The President of the Association of Magistrates and Judges of Ghana (AMJG), has revealed the arduous process adjudicators go through in order to have their allowances paid to them.
The highly respected Justice Senyo Dzamefe, said payment of allowances for service they had rendered, has now become a battleground, as members of the judiciary have to sometimes call in favours from people at the Presidency before they get paid.
“We have to fall on friends at the seat of government to push for such allowances to be paid,” he said on Wednesday.
The revelation from the AMJG, comes with reports available to The Herald that a businessman linked to the governing New Patriotic Party (NPP) flew some seven High Court and Court of Appeal judges, drawn from Accra and Kumasi to Dubai, and exposed them to luxurious holidaying during the legal break.

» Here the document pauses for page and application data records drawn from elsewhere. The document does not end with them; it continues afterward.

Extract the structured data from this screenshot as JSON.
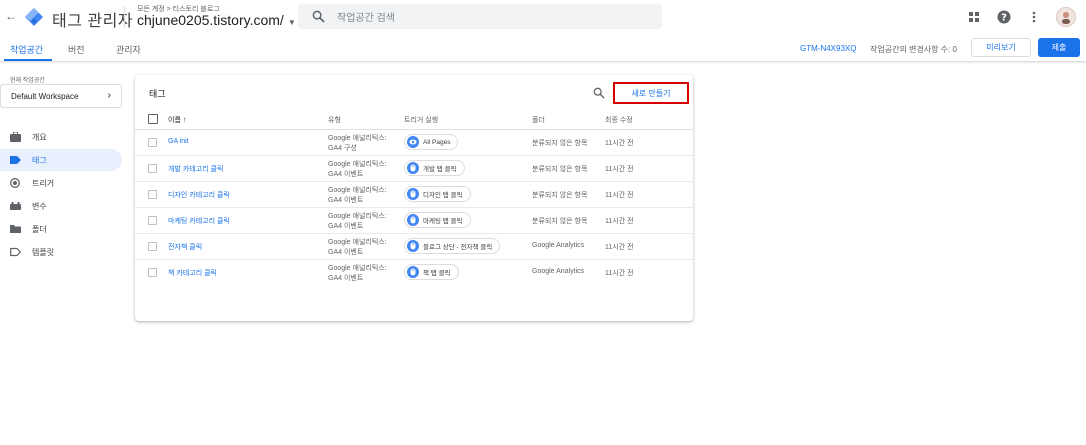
{
  "header": {
    "app_title": "태그 관리자",
    "breadcrumb": "모든 계정 > 티스토리 블로그",
    "container": "chjune0205.tistory.com/",
    "search_placeholder": "작업공간 검색"
  },
  "nav": {
    "tabs": [
      {
        "label": "작업공간"
      },
      {
        "label": "버전"
      },
      {
        "label": "관리자"
      }
    ],
    "gtm_id": "GTM-N4X93XQ",
    "changes_text": "작업공간의 변경사항 수: 0",
    "preview_label": "미리보기",
    "submit_label": "제출"
  },
  "sidebar": {
    "workspace_label": "현재 작업공간",
    "workspace_name": "Default Workspace",
    "items": [
      {
        "label": "개요",
        "icon": "briefcase-icon"
      },
      {
        "label": "태그",
        "icon": "tag-icon",
        "active": true
      },
      {
        "label": "트리거",
        "icon": "trigger-icon"
      },
      {
        "label": "변수",
        "icon": "variables-icon"
      },
      {
        "label": "폴더",
        "icon": "folder-icon"
      },
      {
        "label": "템플릿",
        "icon": "template-icon"
      }
    ]
  },
  "tags": {
    "title": "태그",
    "new_button": "새로 만들기",
    "columns": {
      "name": "이름 ↑",
      "type": "유형",
      "trigger": "트리거 실행",
      "folder": "폴더",
      "modified": "최종 수정"
    },
    "rows": [
      {
        "name": "GA init",
        "type1": "Google 애널리틱스:",
        "type2": "GA4 구성",
        "trigger": "All Pages",
        "trigger_icon": "eye-icon",
        "folder": "분류되지 않은 항목",
        "modified": "11시간 전"
      },
      {
        "name": "개발 카테고리 클릭",
        "type1": "Google 애널리틱스:",
        "type2": "GA4 이벤트",
        "trigger": "개발 탭 클릭",
        "trigger_icon": "click-icon",
        "folder": "분류되지 않은 항목",
        "modified": "11시간 전"
      },
      {
        "name": "디자인 카테고리 클릭",
        "type1": "Google 애널리틱스:",
        "type2": "GA4 이벤트",
        "trigger": "디자인 탭 클릭",
        "trigger_icon": "click-icon",
        "folder": "분류되지 않은 항목",
        "modified": "11시간 전"
      },
      {
        "name": "마케팅 카테고리 클릭",
        "type1": "Google 애널리틱스:",
        "type2": "GA4 이벤트",
        "trigger": "마케팅 탭 클릭",
        "trigger_icon": "click-icon",
        "folder": "분류되지 않은 항목",
        "modified": "11시간 전"
      },
      {
        "name": "전자책 클릭",
        "type1": "Google 애널리틱스:",
        "type2": "GA4 이벤트",
        "trigger": "블로그 상단 - 전자책 클릭",
        "trigger_icon": "click-icon",
        "folder": "Google Analytics",
        "modified": "11시간 전"
      },
      {
        "name": "책 카테고리 클릭",
        "type1": "Google 애널리틱스:",
        "type2": "GA4 이벤트",
        "trigger": "책 탭 클릭",
        "trigger_icon": "click-icon",
        "folder": "Google Analytics",
        "modified": "11시간 전"
      }
    ]
  },
  "colors": {
    "accent": "#1a73e8",
    "highlight_border": "#d50000"
  }
}
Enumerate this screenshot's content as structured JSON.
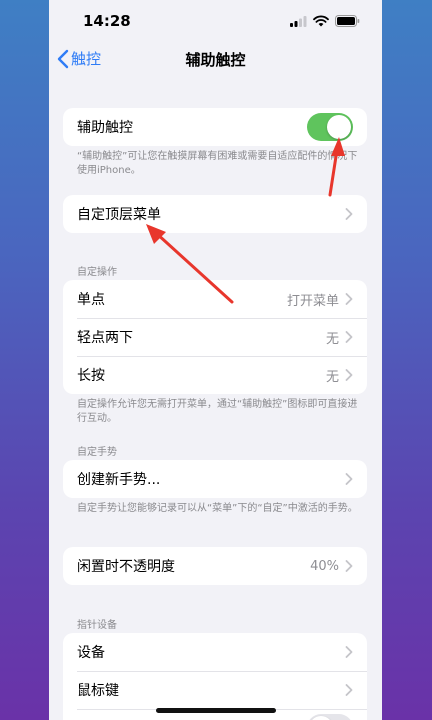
{
  "status_bar": {
    "time": "14:28"
  },
  "nav": {
    "back_label": "触控",
    "title": "辅助触控"
  },
  "assistive_touch": {
    "label": "辅助触控",
    "enabled": true,
    "footnote": "“辅助触控”可让您在触摸屏幕有困难或需要自适应配件的情况下使用iPhone。"
  },
  "custom_menu": {
    "label": "自定顶层菜单"
  },
  "custom_actions": {
    "header": "自定操作",
    "items": [
      {
        "label": "单点",
        "value": "打开菜单"
      },
      {
        "label": "轻点两下",
        "value": "无"
      },
      {
        "label": "长按",
        "value": "无"
      }
    ],
    "footnote": "自定操作允许您无需打开菜单，通过“辅助触控”图标即可直接进行互动。"
  },
  "custom_gestures": {
    "header": "自定手势",
    "create_label": "创建新手势...",
    "footnote": "自定手势让您能够记录可以从“菜单”下的“自定”中激活的手势。"
  },
  "idle_opacity": {
    "label": "闲置时不透明度",
    "value": "40%"
  },
  "pointer_devices": {
    "header": "指针设备",
    "items": [
      {
        "label": "设备"
      },
      {
        "label": "鼠标键"
      }
    ]
  },
  "icons": [
    "back-chevron-icon",
    "signal-icon",
    "wifi-icon",
    "battery-icon",
    "chevron-right-icon",
    "red-arrow-annotation"
  ],
  "colors": {
    "accent_blue": "#2f7cf6",
    "toggle_green": "#5fc45d",
    "annotation_red": "#e8362c",
    "background_gray": "#f2f2f7"
  }
}
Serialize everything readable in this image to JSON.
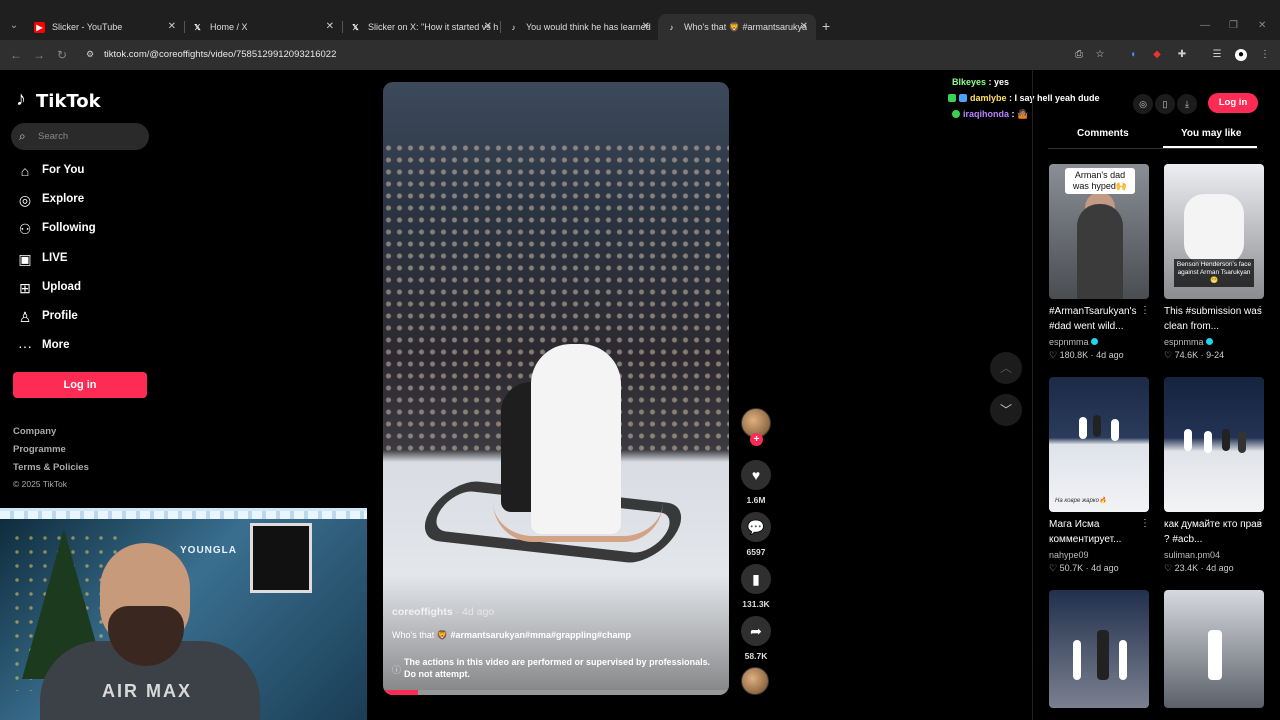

It is not clear, what motivated the businessman to send the jurists to the expensive holiday destination in the emirates, but the Dubai trip, which The Herald is working on, is just a reminder of how vulnerable some Ghanaian judges and magistrates are.
The funny side of that trip was when one of the judges was sent back home by officers of Ghana’s Immigration Service because of issues with his passport.
His colleagues went and enjoyed themselves with booze, food, women and shopped on the hefty allowance doled out to them by the said businessman.
Speaking at the Association’s Annual General Meeting, Justice Dzamefe, described it as saddening as it hinders the autonomy of the judicial arm of government.
“It is sad that judges in Ghana will have to fight every year for their legitimate allowances to be paid. It is sad that the leadership of the Association has to personally trek to the Ministry of Finance, Controller and Accountant General Department, Auditor-General’s Department to fight before allowances are paid.
“We have to fall on friends at the seat of government to push for such allowances to be paid”.
The Association’s President further noted that the erratic mode of payment of allowances has left many judges and magistrates frustrated.
He indicated “We feel disrespected about the way our allowances are paid as if it is a favour being done to us.”
Mentioning the fuel allowance as an example, Justice Dzamefe said no judge in the country has received such remuneration since January 2021.
He stated that due to the delay in payment, adjudicators are forced to pay for fuel from their already taxed salary and when the government is ready to refund, it is taxed again.
This, according to him, means judges pay double tax for fuel alone.
“The courts insist very much on timelines in litigations since they are creatures of statute and yet, same is overlooked it comes to payment of allowances to us,” he said.
Describing delayed payment of allowances as the judiciary’s biggest issue, Justice Dzamefe, appealed to the government to handle the matter amicably to ensure the smooth running of the arm.